1. Almost ANYONE can benefit from a well designed overfunded Participating Whole Life policy. Are you saying that the vast majority of the population has no place in their investment portfolio for a guaranteed fixed asset that provides long-bond like returns (coupled with a few other bells and whistles)? I would even argue that single people with no children might benefit from this product in the right amount and the proper structure (not to mention that some policies now have the option to pay for long-term-care). EVERY PERSON that cares for someone or something (be it a spouse, a child, a charity, or anything else) can benefit even more, by virtue of having a guaranteed death benefit. Such a benefit allows the comfort (and better cash flow with lower taxation) of spending down assets, rather than relying solely on returns on assets.
There are a number of explanations for this difference, including fees and the way in which the interest rate is applied. But the bottom line is that you can’t take that “guaranteed return” at face value. It is incredibly deceptive. Run the numbers for yourself and see if you’re happy with the result. The reality is that you can often get better guaranteed returns from a savings account or CD that’s also FDIC insured.
Term assurance provides life insurance coverage for a specified term. The policy does not accumulate cash value. Term insurance is significantly less expensive than an equivalent permanent policy but will become higher with age. Policy holders can save to provide for increased term premiums or decrease insurance needs (by paying off debts or saving to provide for survivor needs).

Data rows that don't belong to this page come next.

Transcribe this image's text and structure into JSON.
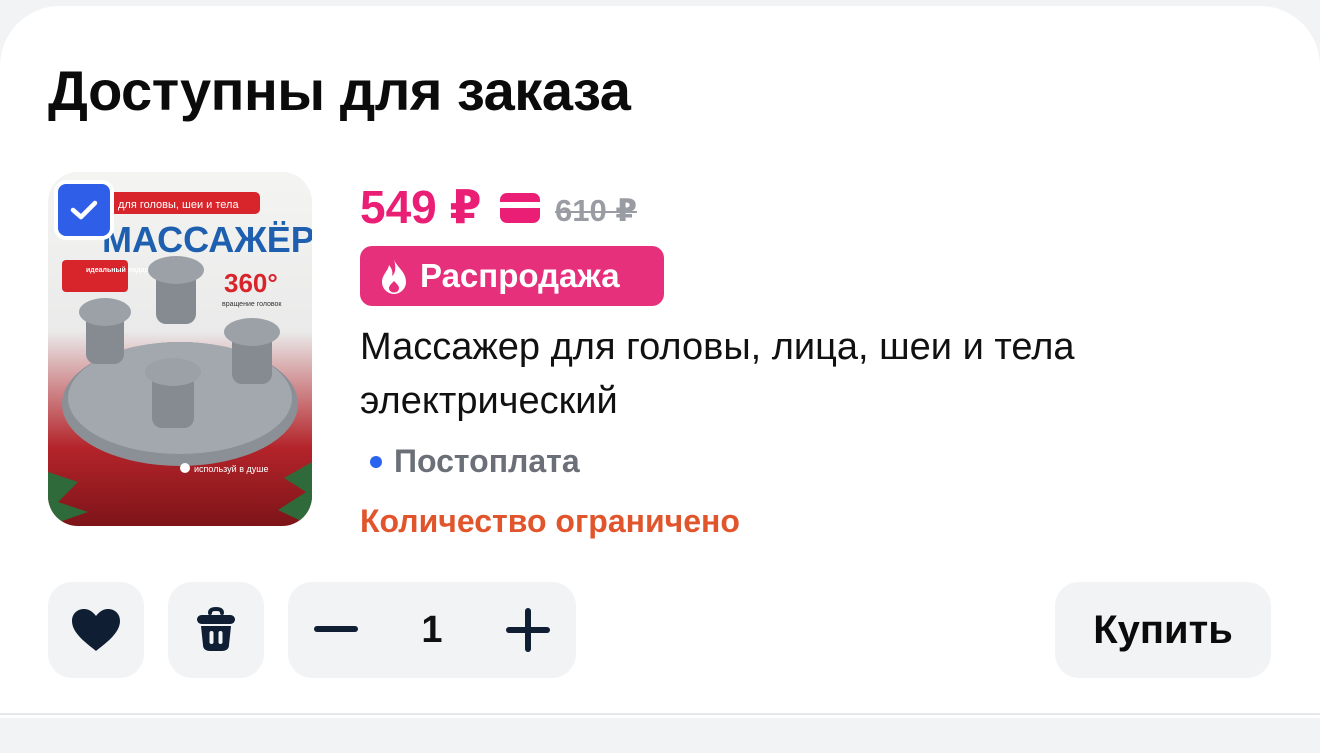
{
  "section": {
    "title": "Доступны для заказа"
  },
  "product": {
    "selected": true,
    "image_texts": {
      "ribbon": "для головы, шеи и тела",
      "heading": "МАССАЖЁР",
      "gift": "идеальный подарок",
      "degrees": "360°",
      "rotation": "вращение головок",
      "shower": "используй в душе"
    },
    "price": "549 ₽",
    "old_price": "610 ₽",
    "badge": "Распродажа",
    "title": "Массажер для головы, лица, шеи и тела электрический",
    "payment": "Постоплата",
    "stock_note": "Количество ограничено"
  },
  "actions": {
    "quantity": "1",
    "buy_label": "Купить"
  },
  "icons": {
    "favorite": "heart-icon",
    "delete": "trash-icon",
    "decrease": "minus-icon",
    "increase": "plus-icon",
    "card": "card-icon",
    "flame": "flame-icon",
    "check": "check-icon"
  },
  "colors": {
    "price": "#e91e74",
    "badge": "#e6307b",
    "checkbox": "#2f5fe8",
    "stock_note": "#e1552d",
    "old_price": "#9a9ca3"
  }
}
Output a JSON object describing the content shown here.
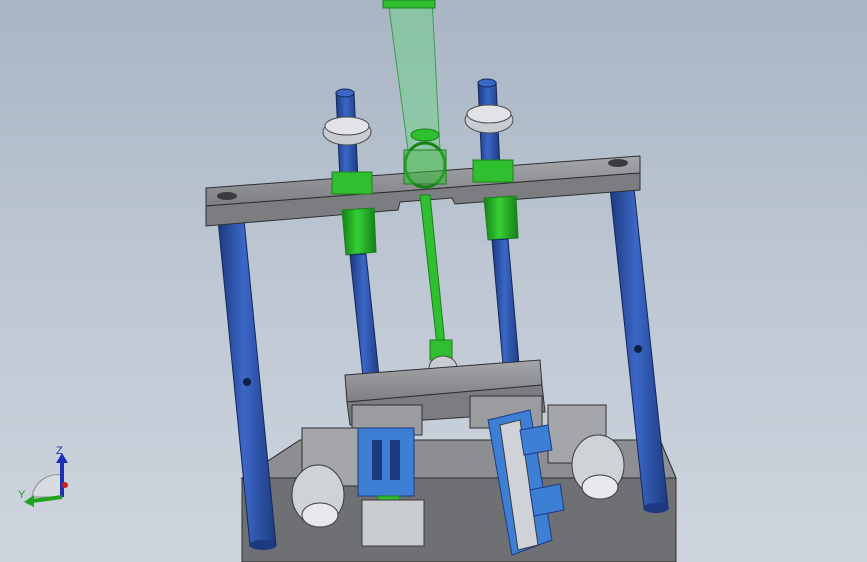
{
  "view": {
    "background_top": "#a9b5c4",
    "background_bottom": "#ced5de"
  },
  "colors": {
    "frame_gray": "#8f9091",
    "frame_dark": "#5f6063",
    "column_blue": "#2f58b3",
    "column_blue_dark": "#1d3a80",
    "cylinder_green": "#2fbf2f",
    "cylinder_green_dark": "#1c7f1c",
    "transparent_green": "#6fd08a",
    "part_light": "#cfd3d8",
    "part_blue": "#3e7fd6"
  },
  "triad": {
    "z_label": "Z",
    "y_label": "Y",
    "z_color": "#1f2fb3",
    "y_color": "#1fa31f",
    "x_color": "#cc2020"
  }
}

3 Assumes the average cost of a gallon of gasoline is $2.37**. Comparison is based on the average weekly premium for Nebraska Payroll Premium rates industry Class A; Aflac Life Solutions WHOLE LIFE POLICY - Series A68100; Female non-smoker age 18-21. Premiums may vary by coverage type, account, state of issue, and the election of additional/optional benefits.
My current blended Whole Life policy breaks even with premium paid in year 5, and together with my Indexed Universal Life policies, my permanent insurance policies constitute my entire fixed income allocation. No need for bonds, as these policies give me a decent long-term growth of between 4.5-6% that is virtually risk free, tax free and dummy proof…and provides a giant tax free death benefit upon my passing.
We were sold a whole life policy from Mass Mutual for my husband, but we also have term insurance on both of us. We are on a 10 year track to pay off the policy and have three years left. Is it still a “bad investment” once the policy is paid off? Should we be expecting those 0.74% yearly returns for a fully paid-off policy? Or does that apply only if one is paying premiums on it for the next 30+ years? Whole life insurance appealed to me because I am extremely squeamish about the stock market and don’t want to pay a financial planner on a regular basis. I’d rather have low (but not 0.74%), steady returns than high risk/high reward investments. Did we still make a mistake by buying whole life?
I wish I did my research 6 years ago before getting a $2 Million Dollar NYLIFE Whole Life policy. I was paying $1,000/month into it and 2 years ago lowered it to a 1.5M policy and was paying $500/month. In total my Cost Basis is $55K and my Cash Value is just $24k. A LOSS of over $30K! **CRINGE** And there is nothing I can do about it so I’m going to cash out and put towards my existing index funds. This $h!t should be ILLEGAL! My research shows that the insurance agent ate up 90% of my monthly premiums for the first couple years. Family/friends referred him for this ‘Investment’. He ate up all their premiums as well even though their policies were lower than mine. He passed away last year at the age of 60 due to a heart attack. Karma?